By Wayne Cole and Jamie McGeever
SYDNEY/LONDON (Reuters) – A rapid revival of commodity prices and a sudden sell-off in top-rated, low-yielding bonds have signaled the passing of this year’s global deflation scare, forcing a rethink of both the consumer price outlook and investments worldwide.
The epicenter of the rapid slide in bond prices has been the euro zone, where yields on 10-year German paper <DE10YT=TWEB> have more than quadrupled to 0.595 percent in just five days, erasing all the price gains made this year.
Specific triggers for the turnaround since last week are hard to identify, but the continued recovery of oil prices and news of the euro zone emerging from four months of deflation may have been tipping points.
Brent crude futures have now risen more than 50 percent from a six-year low struck as recently as January.

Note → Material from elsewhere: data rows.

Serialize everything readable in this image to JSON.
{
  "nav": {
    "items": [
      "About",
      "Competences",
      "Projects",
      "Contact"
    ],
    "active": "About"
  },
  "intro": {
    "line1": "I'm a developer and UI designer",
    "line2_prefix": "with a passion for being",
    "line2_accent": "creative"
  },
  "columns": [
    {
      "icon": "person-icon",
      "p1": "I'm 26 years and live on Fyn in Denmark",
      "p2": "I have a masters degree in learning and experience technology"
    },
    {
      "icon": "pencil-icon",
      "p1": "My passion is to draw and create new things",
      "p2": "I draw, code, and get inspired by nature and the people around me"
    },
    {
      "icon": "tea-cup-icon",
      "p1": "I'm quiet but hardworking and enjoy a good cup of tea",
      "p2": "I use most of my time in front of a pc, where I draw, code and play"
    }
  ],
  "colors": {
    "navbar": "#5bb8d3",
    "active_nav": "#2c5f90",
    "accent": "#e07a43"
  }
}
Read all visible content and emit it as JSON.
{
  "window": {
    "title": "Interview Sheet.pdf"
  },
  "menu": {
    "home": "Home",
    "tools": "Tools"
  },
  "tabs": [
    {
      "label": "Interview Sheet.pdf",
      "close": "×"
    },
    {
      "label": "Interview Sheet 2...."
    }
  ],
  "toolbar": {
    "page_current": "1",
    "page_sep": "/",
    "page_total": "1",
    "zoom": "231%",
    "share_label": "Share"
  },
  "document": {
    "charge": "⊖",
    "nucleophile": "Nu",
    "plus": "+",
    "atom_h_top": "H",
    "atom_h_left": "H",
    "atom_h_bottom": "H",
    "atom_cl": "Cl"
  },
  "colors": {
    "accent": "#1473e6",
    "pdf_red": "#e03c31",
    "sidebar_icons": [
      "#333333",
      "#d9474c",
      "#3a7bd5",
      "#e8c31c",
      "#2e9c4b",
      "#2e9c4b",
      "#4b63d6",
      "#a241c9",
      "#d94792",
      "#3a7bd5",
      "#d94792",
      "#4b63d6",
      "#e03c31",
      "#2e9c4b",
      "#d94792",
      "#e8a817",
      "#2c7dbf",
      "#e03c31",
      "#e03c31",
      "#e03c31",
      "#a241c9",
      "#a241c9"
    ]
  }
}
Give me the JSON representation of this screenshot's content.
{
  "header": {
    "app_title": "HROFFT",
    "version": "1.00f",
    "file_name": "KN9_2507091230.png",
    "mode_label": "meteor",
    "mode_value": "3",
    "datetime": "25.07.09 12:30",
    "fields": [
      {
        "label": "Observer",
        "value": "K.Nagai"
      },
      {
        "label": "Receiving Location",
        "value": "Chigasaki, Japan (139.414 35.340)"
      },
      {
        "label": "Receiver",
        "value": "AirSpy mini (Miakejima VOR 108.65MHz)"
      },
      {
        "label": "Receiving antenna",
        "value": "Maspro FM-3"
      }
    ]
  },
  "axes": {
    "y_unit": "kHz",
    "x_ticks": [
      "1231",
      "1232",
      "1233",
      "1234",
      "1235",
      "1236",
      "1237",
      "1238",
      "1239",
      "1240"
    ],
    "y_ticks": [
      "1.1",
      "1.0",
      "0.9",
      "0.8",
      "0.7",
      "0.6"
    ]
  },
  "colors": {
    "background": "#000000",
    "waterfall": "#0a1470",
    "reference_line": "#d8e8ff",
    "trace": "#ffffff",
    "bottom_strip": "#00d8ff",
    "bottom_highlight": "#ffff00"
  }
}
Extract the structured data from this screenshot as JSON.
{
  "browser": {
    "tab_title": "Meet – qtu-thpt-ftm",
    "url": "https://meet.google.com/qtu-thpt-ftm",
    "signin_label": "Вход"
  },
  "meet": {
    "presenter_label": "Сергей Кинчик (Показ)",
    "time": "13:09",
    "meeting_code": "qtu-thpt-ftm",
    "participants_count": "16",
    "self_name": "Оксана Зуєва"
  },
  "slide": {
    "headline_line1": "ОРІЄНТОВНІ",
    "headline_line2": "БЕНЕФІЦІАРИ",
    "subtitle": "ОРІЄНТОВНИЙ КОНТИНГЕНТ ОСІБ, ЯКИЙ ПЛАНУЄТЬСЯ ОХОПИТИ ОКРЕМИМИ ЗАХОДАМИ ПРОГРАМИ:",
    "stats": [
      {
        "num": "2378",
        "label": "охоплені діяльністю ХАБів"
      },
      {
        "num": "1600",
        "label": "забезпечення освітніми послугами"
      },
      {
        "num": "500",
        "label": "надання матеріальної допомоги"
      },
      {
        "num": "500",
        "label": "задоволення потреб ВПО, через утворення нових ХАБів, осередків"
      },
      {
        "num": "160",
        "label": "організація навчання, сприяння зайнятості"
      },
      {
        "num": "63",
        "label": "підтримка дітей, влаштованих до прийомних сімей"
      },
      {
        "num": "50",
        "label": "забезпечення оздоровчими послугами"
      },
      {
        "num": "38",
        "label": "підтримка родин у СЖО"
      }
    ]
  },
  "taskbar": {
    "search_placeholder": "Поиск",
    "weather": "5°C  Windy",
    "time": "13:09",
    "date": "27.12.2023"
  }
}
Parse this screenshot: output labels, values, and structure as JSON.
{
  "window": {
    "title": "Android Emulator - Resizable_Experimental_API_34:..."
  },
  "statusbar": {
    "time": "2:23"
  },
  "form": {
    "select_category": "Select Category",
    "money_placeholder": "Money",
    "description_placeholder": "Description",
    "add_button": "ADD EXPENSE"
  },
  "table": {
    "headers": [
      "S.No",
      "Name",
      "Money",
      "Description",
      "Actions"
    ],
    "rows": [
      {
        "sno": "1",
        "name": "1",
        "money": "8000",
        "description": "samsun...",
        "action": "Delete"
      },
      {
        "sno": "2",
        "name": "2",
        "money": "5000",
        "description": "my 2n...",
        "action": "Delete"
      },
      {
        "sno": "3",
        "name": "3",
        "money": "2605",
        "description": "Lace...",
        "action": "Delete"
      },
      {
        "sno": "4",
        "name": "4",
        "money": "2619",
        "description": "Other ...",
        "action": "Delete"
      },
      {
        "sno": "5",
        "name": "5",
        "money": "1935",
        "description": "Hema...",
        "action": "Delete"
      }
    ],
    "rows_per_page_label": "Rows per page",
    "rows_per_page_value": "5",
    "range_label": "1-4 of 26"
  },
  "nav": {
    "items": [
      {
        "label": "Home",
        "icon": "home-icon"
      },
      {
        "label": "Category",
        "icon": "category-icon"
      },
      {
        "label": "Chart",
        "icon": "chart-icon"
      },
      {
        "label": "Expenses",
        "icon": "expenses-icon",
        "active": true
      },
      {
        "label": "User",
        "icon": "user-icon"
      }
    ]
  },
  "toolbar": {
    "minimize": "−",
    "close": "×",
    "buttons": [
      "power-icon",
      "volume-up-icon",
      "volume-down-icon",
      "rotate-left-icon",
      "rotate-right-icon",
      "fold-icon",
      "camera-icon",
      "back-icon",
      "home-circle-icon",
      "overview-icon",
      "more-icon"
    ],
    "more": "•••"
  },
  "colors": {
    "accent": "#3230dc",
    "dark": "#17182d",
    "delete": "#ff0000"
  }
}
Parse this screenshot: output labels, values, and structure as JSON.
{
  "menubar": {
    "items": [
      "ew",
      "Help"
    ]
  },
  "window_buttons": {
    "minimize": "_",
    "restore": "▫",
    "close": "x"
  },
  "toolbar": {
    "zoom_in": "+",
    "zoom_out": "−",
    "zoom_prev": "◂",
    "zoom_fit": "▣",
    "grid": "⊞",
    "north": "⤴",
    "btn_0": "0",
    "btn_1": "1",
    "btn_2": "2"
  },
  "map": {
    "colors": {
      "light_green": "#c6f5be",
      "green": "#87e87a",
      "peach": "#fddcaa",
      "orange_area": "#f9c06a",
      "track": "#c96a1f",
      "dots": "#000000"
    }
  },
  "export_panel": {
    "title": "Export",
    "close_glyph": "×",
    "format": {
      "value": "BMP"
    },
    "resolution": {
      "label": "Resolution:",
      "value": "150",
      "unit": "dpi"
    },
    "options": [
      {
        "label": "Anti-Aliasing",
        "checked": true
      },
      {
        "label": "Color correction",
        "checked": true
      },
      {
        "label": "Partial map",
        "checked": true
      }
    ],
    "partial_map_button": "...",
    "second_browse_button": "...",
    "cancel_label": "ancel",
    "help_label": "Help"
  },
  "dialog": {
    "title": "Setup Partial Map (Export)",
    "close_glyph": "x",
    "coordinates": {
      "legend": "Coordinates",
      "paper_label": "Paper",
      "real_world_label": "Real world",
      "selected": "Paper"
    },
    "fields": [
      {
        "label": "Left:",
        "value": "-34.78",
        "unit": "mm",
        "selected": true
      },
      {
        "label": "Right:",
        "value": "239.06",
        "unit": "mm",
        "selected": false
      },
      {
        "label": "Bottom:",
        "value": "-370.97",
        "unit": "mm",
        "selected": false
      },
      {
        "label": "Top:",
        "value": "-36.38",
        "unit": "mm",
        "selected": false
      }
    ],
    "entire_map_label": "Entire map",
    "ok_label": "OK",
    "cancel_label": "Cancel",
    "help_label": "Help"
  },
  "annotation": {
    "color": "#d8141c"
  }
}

If that is sustained or even increased throughout this year, policymakers largely committed to ultra-loose policy could be in for a shock.
Even if oil prices stay where they are for the remainder of the year, the 12-month headline inflation outlook in many countries will now be transformed by year-on-year ‘base effects’ that will feed into inflation indices early 2016.
“There has been a profound easing in financial conditions over the past six months – a potent dose of stimulus,” said Christel Aranda-Hassel, a research analyst at Credit Suisse.
No fewer than 27 central banks around the world have eased monetary policy to some extent this year in a battle against deflation, slowing growth or both.
The sudden emergence of “reflation” trades in bonds and commodities partly reflects the European Central Bank’s unprecedented campaign of sovereign bond buying starting to work far more quickly than even optimists dared hope.
Not only have euro inflation rates stopped contracting, but private sector bank lending is expanding again for the first time in years and inflation expectations have turned positive.
But whatever the exact trigger, some economists fear the end of the deflation scare could weigh on future economic activity by re-tightening financial conditions.
“This move is most likely position driven, but if it continues it might weigh on the economy,” said Peter Schaffrik, head of rates strategy at RBC Capital Markets.
The fact that bond markets in the United States, Britain and Asia have tracked the backup in European yields suggests investors globally are focusing on the shifting global inflation, not a stellar economic recovery or even European-specific trends.
Growth numbers have revealed a sharp loss of momentum in the U.S. and Chinese economies in the first quarter, while business surveys showed Asia remaining sluggish in the coming months. But data last week showed the euro zone had emerged from deflation, the U.S. service sector is expanding nicely and wage inflation is picking up in the United States.
Yields on 10-year Treasuries <US10YT=RR> touched a two-month top at 2.23 percent on Wednesday, having climbed from 1.92 percent in little more than a week.
Yields in Australia, Canada and Britain all hit their highest in at least four months, with British bonds bearing the added burden of political uncertainty ahead of a general election on Thursday.
TERM RISK TANTRUM
While global turning points are notoriously hard to call, commodities have also been acting that way in recent days.
Oil and copper prices have sped to their highest for the year so far, while zinc reached ground not trod in eight months.
Brent crude <LCOc1> has climbed 53 percent from its January trough to reach $69.15 a barrel, with U.S. crude <CLc1> not far behind at $62.08.
The jump in bund yields look eerily similar to that for copper, hinting at some correlation if not causation.
However, a far less benign explanation for the back-up in bond yields might be the simply that the rush for returns at ever-longer maturities drove yields so low that buyers went on strike.
This is a theory favored by RBS’s head of treasury strategy, William O’Donell, who calls it a “Term Risk Tantrum”, referring to the premium investors demand for lending money out for years and years.
“In our opinion, this macro re-pricing is synonymous with the fraying/unwinding of many ‘crowded’ trades across fixed income and risk markets. It looks like we are nearing the precipice of what could prove to be a sustained outright bearish correction.”
If the rise in yields is not a reflection of an improving economic background, then it may prove self-defeating by tightening financial conditions and snuffing out any recovery.
Key will be whether policymakers start publicly protesting at the sea change in bonds, as they have so often in recent years.
“It all reads like a global economy that is not sure if it is at a turning point or not – the long end of the yield curve says ‘yes’ but central banks still say ‘maybe’ at best,” wrote analysts at Rabobank.
(Additional reporting by Vidya Ranganathan in Singapore Editing by Jeremy Gaunt)